A reading of Dr. Cowan's testimony, however, convinces us that such ruling was not prejudicial because he did give an expert opinion as to plaintiff's condition and disability.

Plaintiff's counsel also complain because the trial court refused to permit the plaintiff's host-driver Gordon to testify as to the injuries Gordon sustained as a result of the impact of the collision. The evidence on the part of the defendants tended to establish that the force of such impact was very slight. It was on the issue of the character of the impact that Gordon was being examined by plaintiff's counsel when this objection was sustained.

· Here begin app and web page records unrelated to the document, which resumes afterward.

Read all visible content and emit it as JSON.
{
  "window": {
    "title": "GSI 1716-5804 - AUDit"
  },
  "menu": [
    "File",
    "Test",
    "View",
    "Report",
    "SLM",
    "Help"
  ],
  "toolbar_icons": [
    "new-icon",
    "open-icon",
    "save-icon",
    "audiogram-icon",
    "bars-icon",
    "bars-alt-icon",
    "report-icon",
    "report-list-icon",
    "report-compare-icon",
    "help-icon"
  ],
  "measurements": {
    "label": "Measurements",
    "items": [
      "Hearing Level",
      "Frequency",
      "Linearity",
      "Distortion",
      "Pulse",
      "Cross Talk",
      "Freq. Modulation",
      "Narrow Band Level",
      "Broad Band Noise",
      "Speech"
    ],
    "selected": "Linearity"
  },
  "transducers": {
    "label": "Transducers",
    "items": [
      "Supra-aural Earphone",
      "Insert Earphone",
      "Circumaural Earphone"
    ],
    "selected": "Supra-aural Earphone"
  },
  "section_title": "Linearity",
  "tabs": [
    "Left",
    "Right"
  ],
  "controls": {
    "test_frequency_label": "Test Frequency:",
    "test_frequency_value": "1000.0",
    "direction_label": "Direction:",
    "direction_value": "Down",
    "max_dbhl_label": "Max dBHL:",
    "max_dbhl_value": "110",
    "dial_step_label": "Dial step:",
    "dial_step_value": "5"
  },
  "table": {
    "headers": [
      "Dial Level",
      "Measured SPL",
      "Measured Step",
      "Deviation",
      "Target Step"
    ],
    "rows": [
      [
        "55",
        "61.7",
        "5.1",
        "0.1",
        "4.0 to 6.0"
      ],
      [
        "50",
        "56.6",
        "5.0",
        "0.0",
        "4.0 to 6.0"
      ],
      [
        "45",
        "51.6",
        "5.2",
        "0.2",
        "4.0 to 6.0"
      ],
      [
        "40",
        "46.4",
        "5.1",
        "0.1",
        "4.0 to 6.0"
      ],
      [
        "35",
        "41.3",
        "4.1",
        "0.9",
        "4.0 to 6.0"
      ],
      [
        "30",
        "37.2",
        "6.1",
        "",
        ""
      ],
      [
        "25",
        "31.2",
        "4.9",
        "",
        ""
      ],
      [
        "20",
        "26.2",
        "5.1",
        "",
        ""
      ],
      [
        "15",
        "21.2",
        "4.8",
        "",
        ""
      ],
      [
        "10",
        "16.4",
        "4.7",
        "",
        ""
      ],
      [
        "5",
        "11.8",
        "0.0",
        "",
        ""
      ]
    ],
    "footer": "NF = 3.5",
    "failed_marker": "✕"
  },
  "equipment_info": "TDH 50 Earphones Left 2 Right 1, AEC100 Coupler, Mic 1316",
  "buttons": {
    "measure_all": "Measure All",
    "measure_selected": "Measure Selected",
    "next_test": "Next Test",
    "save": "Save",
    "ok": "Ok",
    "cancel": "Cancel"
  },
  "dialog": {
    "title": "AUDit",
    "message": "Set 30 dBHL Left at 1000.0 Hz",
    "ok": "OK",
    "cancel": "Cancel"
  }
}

In the colloquy between counsel at this point in the record, counsel for the defendants stated that Gordon had the right to testify as to what happened to him in the accident but not as to his injuries. As we understand the trial court's ruling, this was the view accepted by the court. We deem such ruling to have been within the discretion permitted a trial court to prevent unnecessary side issues being litigated. The evidence as to the nature of plaintiff's injuries was rather exhaustive, and we can appreciate that the trial court was fearful as to the length the subject of Gordon's injuries would be gone into once the door was opened for such testimony.

By the Court. — Judgment reversed, and cause remanded for a new trial on the issue of damages only.

Summaries of

Feldstein v. Harrington

Supreme Court of Wisconsin
Jun 3, 1958
90 N.W.2d 566 (Wis. 1958)

In Feldstein v. Harrington, 4 Wis.2d 380, 90 N.W.2d 566 (1958), the trial court refused to allow plaintiff to testify that he had been examined by a physician at the request of the defendant; the defendant did not call the physician as a witness.

Summary of this case from State v. Sarinske

In Feldstein v. Harrington (1958), 4 Wis.2d 380, 90 N.W.2d 566, we applied the rule to a situation in which the defendant's physician who had examined the plaintiff was not called to testify as to the plaintiff's physical condition and held it was error not to permit the plaintiff to prove he had been examined by the defendant's physician at the defendant's request so that comment on the defendant's failure to call the physician as a witness could be made to the jury.

Summary of this case from Schemenauer v. Travelers Indemnity Co.
Case details for

Feldstein v. Harrington

Case Details

Full title:FELDSTEIN, Appellant, vs. HARRINGTON and another, Respondents

Court:Supreme Court of Wisconsin

Date published: Jun 3, 1958


90 N.W.2d 566 (Wis. 1958)
90 N.W.2d 566

Citing Cases

Feldstein v. Harrington

In the prior trial in the circuit court for Douglas county, judgment was entered November 14, 1957, in favor…

Condon v. Heritage Mutual Insurance Co.

However, where the deposition of a witness other than a medical expert is offered in an action as substantive…